- Making poor decisions occasionally
- Missing one monthly payment on a bill
- Forgetting the day or date momentarily, but later recalling it
- Periodically forgetting the right word to use in a particular situation
- Losing items now and again
Notice the commonality among all of these distinctions is that they each occur once in a while. If they start happening more frequently or become a pattern, there may be more than aging at play, and a doctor’s evaluation for Alzheimer’s or dementia should take place.
The prognosis for Alzheimer’s vs. Dementia
Alzheimer’s is progressive and incurable; ultimately it is fatal. The Alzheimer’s Association reports people 65 and over live 4 to 8 years on average following an Alzheimer’s disease diagnosis, though some can live up to 20 years.
As such, treatment for Alzheimer’s generally focuses on managing symptoms and slowing the pace of decline.
As for dementia, given that it’s not a medical condition but rather a collection of symptoms, it is not fatal. How treatable a case of dementia may or may not depend a lot on its cause.
A person can live a long, full life with dementia if under proper care. By contrast, however, one in three seniors dies due to Alzheimer’s or other dementia-related condition.
This is greater than the number of people prostate cancer and breast cancer kill combined. Due to COVID-19, 2020 saw the number of deaths from Alzheimer’s or dementia jump by 17 percent.

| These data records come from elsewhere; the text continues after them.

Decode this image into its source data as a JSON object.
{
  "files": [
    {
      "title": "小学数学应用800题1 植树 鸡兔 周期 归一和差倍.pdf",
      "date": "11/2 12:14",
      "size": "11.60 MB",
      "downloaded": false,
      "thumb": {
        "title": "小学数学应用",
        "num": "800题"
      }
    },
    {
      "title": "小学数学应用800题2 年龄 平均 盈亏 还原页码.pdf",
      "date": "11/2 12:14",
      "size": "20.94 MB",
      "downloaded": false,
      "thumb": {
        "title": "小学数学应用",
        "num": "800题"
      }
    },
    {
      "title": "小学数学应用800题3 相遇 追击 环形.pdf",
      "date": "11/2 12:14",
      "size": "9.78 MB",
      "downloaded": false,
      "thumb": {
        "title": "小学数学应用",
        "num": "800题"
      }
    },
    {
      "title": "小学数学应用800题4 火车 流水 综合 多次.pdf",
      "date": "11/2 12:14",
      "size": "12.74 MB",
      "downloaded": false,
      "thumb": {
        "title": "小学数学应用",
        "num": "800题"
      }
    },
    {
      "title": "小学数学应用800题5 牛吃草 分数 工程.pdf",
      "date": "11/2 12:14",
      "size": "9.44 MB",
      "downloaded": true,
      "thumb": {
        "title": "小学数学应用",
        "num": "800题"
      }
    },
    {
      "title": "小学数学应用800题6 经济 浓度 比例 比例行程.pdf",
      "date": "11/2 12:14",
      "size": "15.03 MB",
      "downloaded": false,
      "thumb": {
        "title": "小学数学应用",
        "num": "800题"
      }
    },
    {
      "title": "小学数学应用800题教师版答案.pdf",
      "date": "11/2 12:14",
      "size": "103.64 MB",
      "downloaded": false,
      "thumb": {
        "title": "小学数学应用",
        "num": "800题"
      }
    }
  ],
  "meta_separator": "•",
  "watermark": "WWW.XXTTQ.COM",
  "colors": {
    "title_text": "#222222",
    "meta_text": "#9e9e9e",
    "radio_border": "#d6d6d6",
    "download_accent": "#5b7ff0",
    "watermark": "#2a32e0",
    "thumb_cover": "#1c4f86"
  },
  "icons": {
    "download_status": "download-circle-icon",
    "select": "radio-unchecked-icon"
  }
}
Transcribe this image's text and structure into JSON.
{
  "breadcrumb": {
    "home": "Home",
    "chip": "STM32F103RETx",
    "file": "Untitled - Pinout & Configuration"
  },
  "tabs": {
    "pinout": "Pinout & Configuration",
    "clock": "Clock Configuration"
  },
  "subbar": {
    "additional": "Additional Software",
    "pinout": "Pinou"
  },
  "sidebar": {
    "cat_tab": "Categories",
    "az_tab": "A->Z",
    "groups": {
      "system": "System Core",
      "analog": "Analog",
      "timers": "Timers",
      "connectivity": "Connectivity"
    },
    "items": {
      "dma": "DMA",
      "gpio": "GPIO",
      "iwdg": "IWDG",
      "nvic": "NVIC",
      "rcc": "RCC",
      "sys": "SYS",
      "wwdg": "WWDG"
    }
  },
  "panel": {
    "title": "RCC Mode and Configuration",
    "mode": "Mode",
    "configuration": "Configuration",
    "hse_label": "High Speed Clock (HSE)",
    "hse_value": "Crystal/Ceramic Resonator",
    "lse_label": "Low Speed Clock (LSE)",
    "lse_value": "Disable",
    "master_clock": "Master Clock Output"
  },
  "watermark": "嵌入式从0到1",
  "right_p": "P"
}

Dementia is a collection of symptoms, whereas Alzheimer’s disease is a condition that causes those symptoms. You can have dementia without having Alzheimer’s; but, if you have Alzheimer’s, you can expect to have dementia.
Whether or not a full recovery is possible, help is available. You don’t have to go through Alzheimer’s or dementia alone.
Now that you know what is the difference between dementia and Alzheimer’s, if you or anyone you know is experiencing any symptoms of Alzheimer’s or dementia, contact your doctor immediately for an evaluation.
Similarly, if you possess any of the risk factors for either one, contact your doctor to discuss how you can reduce your risk of developing it or slow its progress if it’s incurable.